Now is the easiest time to say something simple like, “I don’t think we’re the best therapeutic match; could you provide a referral to someone else, please?”

And remember to be polite. A doctor may not be used to be interviewed by the patient and may be taken aback for a moment. So thank them for taking the time to answer your questions. A trusting relationship with your doctor is a two-way street so treat the doctor with the same respect you expect from them.

You can find Natasha Tracy on Facebook or GooglePlus or @Natasha_Tracy on Twitter.

Author: Natasha Tracy

Natasha Tracy is a renowned speaker, award-winning advocate and author of Lost Marbles: Insights into My Life with Depression & Bipolar.

Find Natasha Tracy on her blog, Bipolar Burble, Twitter, Google+ and Facebook.

17 thoughts on “How to Choose a Good Psychiatrist”

  1. Finding the right psychiatrist is a difficult task to do. It should be someone you you can trust as well as a person you feel can understand you. I hadn’t ever thought about the questions to ask the doctor while seeing them for the first time. You can learn a lot about them and how they will be able to help you by finding those answers. If I’m ever in need of a psychiatrist, I’ll be sure to learn about them.

  2. My sister was telling me that she might need to see a psychiatrist, and I was curious about how she would find the right one. It’s interesting that you say to interview them and see what kind of treatments they use. It would be nice to make sure that she is comfortable with everything.

  3. I think it’s a really good idea to actually interview the doctor that you want to go with. Like you said, it is important that they are a good fit for you. Plus, I think it’s a good opportunity to see just how nice and orderly the psychiatrist’s office is. If the office doesn’t have a friendly atmosphere, then it could be a lot harder for you to actually make it to your appointments.

  4. My sister has been struggling with some severe depression and anxiety for a few months now. She has decided to see a psychiatrist, so she can try to overcome it. I agree that it is important to ask about an emergency, and what the doctor would do in that situation. It is always better to be prepared. I will pass this on to my sister.

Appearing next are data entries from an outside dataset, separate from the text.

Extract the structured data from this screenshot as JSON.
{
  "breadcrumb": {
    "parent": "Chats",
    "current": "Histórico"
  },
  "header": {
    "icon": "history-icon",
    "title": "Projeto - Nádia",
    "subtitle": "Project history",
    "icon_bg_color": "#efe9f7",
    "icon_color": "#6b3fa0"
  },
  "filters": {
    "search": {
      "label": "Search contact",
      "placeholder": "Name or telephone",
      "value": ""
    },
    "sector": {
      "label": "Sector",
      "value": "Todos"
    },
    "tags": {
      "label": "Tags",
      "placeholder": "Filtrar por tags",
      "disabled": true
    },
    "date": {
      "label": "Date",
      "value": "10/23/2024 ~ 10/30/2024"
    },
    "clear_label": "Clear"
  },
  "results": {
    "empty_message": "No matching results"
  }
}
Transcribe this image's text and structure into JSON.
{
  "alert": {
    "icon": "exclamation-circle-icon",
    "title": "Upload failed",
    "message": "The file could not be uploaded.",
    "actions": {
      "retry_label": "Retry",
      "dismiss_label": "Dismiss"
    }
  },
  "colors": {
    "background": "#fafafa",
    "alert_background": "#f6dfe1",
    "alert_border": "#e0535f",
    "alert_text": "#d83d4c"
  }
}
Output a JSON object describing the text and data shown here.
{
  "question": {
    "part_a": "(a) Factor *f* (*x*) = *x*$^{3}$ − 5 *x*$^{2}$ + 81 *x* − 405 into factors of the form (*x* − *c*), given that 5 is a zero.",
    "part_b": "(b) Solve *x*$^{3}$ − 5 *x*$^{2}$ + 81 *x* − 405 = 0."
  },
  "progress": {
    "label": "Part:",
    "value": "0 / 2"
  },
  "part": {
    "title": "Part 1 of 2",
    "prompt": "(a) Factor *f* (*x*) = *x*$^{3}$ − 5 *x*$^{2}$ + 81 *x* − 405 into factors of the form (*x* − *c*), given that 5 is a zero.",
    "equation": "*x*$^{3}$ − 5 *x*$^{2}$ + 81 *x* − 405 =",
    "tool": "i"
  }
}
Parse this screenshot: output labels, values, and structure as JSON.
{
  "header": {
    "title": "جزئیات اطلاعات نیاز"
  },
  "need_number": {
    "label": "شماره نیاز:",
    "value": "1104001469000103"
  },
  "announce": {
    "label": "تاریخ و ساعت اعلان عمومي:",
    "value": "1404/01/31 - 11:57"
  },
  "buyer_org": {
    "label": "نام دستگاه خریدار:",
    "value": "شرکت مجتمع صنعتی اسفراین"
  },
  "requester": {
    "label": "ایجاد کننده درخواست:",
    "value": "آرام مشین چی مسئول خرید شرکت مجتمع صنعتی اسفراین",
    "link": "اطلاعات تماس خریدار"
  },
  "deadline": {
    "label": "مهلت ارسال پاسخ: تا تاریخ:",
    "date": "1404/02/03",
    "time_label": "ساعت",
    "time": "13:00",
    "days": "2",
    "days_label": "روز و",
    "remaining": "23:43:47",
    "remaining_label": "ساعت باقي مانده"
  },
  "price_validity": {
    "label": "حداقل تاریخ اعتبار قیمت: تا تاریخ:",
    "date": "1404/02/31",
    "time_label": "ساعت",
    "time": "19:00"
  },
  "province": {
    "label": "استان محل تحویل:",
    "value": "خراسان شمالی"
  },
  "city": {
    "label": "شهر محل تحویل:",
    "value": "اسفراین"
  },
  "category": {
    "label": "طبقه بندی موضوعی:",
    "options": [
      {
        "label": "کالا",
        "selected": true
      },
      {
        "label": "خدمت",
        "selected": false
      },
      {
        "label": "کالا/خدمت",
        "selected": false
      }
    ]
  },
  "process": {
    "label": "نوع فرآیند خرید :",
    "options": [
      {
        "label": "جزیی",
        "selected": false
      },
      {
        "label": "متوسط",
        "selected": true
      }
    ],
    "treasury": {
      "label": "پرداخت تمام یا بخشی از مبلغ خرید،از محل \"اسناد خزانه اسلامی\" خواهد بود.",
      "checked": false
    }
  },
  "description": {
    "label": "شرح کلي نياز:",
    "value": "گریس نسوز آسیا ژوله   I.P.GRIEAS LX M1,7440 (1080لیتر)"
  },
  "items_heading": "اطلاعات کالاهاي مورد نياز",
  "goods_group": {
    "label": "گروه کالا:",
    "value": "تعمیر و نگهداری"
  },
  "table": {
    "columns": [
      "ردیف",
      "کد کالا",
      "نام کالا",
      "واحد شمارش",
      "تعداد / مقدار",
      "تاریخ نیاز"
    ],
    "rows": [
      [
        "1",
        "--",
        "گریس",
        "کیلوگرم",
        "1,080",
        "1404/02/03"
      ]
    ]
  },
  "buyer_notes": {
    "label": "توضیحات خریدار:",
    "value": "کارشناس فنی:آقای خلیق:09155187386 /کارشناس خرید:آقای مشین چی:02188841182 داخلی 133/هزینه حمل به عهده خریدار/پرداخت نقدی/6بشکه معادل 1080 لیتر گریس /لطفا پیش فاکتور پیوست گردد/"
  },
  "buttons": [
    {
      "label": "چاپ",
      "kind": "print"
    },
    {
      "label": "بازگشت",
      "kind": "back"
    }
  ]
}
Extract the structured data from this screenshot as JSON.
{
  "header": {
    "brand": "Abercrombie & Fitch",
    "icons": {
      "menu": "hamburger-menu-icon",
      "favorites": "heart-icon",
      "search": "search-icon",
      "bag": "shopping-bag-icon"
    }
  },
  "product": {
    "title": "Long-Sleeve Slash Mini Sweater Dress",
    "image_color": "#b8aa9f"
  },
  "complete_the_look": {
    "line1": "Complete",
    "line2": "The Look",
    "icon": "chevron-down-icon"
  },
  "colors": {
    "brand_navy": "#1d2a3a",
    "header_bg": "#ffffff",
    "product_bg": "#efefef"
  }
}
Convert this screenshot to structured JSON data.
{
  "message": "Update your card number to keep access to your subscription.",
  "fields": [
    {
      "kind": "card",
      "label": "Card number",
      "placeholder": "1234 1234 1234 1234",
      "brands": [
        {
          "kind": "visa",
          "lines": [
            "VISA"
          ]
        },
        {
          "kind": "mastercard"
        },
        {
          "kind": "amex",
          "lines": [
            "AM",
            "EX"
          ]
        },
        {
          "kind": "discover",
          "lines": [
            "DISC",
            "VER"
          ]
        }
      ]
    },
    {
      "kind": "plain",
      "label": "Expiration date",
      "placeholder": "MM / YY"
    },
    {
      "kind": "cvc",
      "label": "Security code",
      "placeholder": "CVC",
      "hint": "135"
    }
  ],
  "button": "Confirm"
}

  5. Ah, if it were only that easy… Psychiatrists are specialists and as such you often require a referral of some type in my area. Sometimes you get stuck on a wait list before you get in. I’ve tried shopping around but most of the really good doctors aren’t taking any new patients. I just happened to get lucky. My doctor recently moved to Canada from England and I was one of his first patients. Things have seemed to work out well for me so far.

    For those that are interested there’s also a website called ratemds.com for Canada and the USA that’s very similar to HealthGrades.com. The doctors are broken down by specialty, location and gender and are rated by patients and their experience with them. Some of the newer doctors may not yet be listed.

  6. Finding doctors through websites is a good option.Knowing them by name and location is good and getting feedback and background will be great information to patients. Thanks for sharing informative post.

  7. RE: Healthgrade.com for a p-doc is for U.S./ is there any similar place like this for Canadians.

    I do have a p-doc now which i was referred to by my physician, but up in here in Canada it is not that easy to get a psychiatrist. I had been waiting along time to get one and i had to keep checking with my physician for a couple years if there was one available. I dont’ have a therapist either and am seeking one now. I used to have a counsellor but she moved just over a year ago, & haven’t seen one since.

    Any info or help wud be appreciated.

Leave a Reply

Your email address will not be published. Required fields are marked *

Follow Us

Subscribe to Blog

  • advertisement

in Breaking Bipolar Comments

Mental Health Newsletter

Sign up for the HealthyPlace mental health newsletter for latest news, articles, events.

Mental Health
Newsletter Subscribe Now!

Mental Health Newsletter

Sign up for the HealthyPlace mental health newsletter for latest news, articles, events.

Log in

Login to your account

Username *
Password *
Remember Me